A romance that began in seventh grade, and continued through athletic careers at Gibson Southern and Oakland City University, will result in marriage,
“I’ve known Rachel since sixth grade at Haubstadt Community School. She was one of the first girls I became friends with and she became my girlfriend in seventh grade,” said Caleb Wagner, who caught and occasionally pitched for Gibson Southern’s 3A state runnerup baseball team in 2014, played one junior college season at Olney (Ill.) Central, and then caught and pitched three years at Oakland City University.
“We started dating when Caleb asked me go with him to Haubstadt Commnity’s Christmas Snowball Dance when we were seventh graders,” said Rachel Hanold, who earned four soccer letters at Gibson Soutnern including the 2013 state runnerup season, became 3A softball’s Indiana High School Athletic Association Mental Attitude Award winner after the Lady Titans’ 2014 runner-up finish, and then played two soccer seasons each at junior college Kaskaskia in Centralia, Ill., and Oakland City University.
As a 2016 sophomore, Hanold was named Kaskaskia’s Athlete of the Year. A few months after their 2018 OCU graduations, she was in the stands when Wagner pitched a scoreless ninth inning to earn the save as the summer collegiate league Dubois County Bombers won the Bluegrass World Series on the field that is home to the Cincinnati Reds’ Triple-A farm club Louisville Bats.
While they became engaged in December, they won’t be married until Rachel graduates from Purdue’s Veterinary Medicine School in May 2022.
“That’s a long time to wait, but it’s best to wait until Rachel finishes her schooling,” said Caleb, who now lives in Darmstadt and schedules trucks as logistics operator for Newburgh-based Toyota Quality Logistics.
“She has always been my best friend, she has a good head on her shoulders and she always knows what she’s doing,” said the beau, who earned human biology degree at OCU and will turn 24 on April 1.
“You know, when we became friends in seventh grade, Caleb used to make fun of me. But I guess that attracted me to him for some reason,” said Rachel, who earned a bio technology degree at OCU and will turn 24 on May 9.
“I can always count on Caleb when I need him, we laugh a lot, and he’s totally honest with me.
“I wish our wedding would come sooner, but we’ll always be together.”
Grandparents Laura and Max Hanold aren’t surprised that the seventh grade friendship turned into love.
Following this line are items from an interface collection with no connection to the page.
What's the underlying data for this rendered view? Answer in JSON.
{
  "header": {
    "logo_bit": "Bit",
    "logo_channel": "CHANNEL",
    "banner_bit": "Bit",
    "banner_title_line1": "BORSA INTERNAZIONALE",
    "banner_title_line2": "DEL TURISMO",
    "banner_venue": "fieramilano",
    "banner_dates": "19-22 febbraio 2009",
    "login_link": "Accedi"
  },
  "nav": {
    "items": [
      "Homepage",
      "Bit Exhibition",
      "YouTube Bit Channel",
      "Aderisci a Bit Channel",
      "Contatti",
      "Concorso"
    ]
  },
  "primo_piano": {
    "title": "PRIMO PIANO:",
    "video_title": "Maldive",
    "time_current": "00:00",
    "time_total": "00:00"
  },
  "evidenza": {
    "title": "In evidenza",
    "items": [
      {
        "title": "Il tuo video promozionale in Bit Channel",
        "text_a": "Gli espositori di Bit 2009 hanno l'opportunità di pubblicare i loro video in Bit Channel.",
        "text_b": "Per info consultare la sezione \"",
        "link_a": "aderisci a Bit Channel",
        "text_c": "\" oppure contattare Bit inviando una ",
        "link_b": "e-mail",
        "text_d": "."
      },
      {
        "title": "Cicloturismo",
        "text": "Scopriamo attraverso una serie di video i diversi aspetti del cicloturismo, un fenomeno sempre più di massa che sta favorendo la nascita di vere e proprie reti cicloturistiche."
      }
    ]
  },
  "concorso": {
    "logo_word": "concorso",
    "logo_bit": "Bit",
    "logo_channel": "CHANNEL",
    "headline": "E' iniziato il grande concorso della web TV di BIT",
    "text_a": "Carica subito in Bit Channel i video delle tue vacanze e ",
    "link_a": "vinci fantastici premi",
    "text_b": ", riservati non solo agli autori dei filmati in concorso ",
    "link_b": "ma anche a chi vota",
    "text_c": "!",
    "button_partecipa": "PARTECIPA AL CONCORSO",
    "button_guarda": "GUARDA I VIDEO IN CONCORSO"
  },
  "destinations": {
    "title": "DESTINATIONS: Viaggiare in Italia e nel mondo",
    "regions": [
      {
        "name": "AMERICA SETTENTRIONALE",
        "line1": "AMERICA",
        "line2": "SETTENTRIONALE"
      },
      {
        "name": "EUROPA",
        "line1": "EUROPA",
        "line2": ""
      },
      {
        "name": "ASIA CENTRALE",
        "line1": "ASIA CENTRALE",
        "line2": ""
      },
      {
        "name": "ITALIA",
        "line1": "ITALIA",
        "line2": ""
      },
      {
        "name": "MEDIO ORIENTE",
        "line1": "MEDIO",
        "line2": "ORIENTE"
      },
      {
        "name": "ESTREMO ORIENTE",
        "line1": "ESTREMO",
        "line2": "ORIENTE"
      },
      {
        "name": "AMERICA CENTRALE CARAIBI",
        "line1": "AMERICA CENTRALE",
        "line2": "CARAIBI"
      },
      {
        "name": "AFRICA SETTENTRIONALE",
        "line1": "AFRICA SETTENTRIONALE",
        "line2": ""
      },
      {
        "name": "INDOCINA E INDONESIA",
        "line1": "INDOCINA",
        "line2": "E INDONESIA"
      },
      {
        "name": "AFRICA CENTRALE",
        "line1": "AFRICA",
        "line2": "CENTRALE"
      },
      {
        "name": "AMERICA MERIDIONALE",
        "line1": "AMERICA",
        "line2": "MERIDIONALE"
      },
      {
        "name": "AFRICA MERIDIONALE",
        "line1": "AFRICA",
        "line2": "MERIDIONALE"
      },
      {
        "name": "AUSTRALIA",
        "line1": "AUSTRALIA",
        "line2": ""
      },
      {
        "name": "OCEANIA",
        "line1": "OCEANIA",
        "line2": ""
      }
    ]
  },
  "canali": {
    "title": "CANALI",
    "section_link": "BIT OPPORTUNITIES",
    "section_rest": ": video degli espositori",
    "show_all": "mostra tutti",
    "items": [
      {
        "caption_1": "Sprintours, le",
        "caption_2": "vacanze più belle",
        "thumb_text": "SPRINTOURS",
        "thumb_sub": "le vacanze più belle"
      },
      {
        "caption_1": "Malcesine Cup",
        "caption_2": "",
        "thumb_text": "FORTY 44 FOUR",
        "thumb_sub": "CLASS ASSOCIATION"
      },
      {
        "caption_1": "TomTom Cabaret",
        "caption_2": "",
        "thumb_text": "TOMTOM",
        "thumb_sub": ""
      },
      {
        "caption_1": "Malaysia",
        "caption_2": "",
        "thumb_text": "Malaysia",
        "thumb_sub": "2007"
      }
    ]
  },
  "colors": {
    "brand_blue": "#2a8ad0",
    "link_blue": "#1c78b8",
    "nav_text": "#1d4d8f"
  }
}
“We frequently picked up Rachel after school and drove her home,” Grandma Hanold said several years ago at a sports event.
“One day Rachel called and asked if she could walk home that day instead of getting a ride. I said okay.
“A while after that, shortly after the schoolday ended, Max and I were driving around and saw Rachel and Caleb walking together.”
It wasn’t far out of Caleb’s way.
“We lived only a block apart. From a running start, I probably could have thrown a stone and hit Rachel’s house,” said Caleb, who as a husband will have more company that he would have dreamed.
“Rachel has two dogs given by her mom (Jamie Tretter), two snakes given by her dad (Greg Hanold), and a cat,” he said.
“When Rachel is on break from Purdue, the cat stays with me. When the school year resumes, the cat goes back to Purdue with Rachel.”
Pets became a love for Rachel long before she met Caleb.
“It goes back to kindergarten,” she said.
“Our teacher assigned us to write a paper about what we wanted to do as grownups. I was always drawn to pets, and veterinary medicine is always what I wanted to do.”
No surprise that she’s willing to move around to wherever Caleb will go if his career wish comes true. He’d like to continue a baseball career that included three years as a Dubois County Bombers pitcher, the 2018 summer as pitching coach, and last season’s OCU alumni game in which he hit a home run and so enjoyed the trot that “I think I took the longest time ever to circle the bases.
“Now I’m coaching youngsters as part of Gibson Southern baseball’s feeder program. I’d eventually like to coach in high school or college or both,” he said.
“Knowing how much Caleb loves baseball, moving around would be fine with me because we’ll always be together,” said Rachel.
Several weeks after the OCU alumni game in which “I played left field for the first time in my life and also had a rough time pitching,” Caleb experienced “the most nervous minute of my life.
“Rachel and I were in Gatlinburg, Tenn., on her Christmas break. I’d bought her wedding ring, had it with me, and wasn’t afraid to pull the trigger. But when I got on my knees with the ring in my hand, I was so nervous that I couldn’t get the words out.
“But before I could say anything, Rachel said ‘yes.’ ”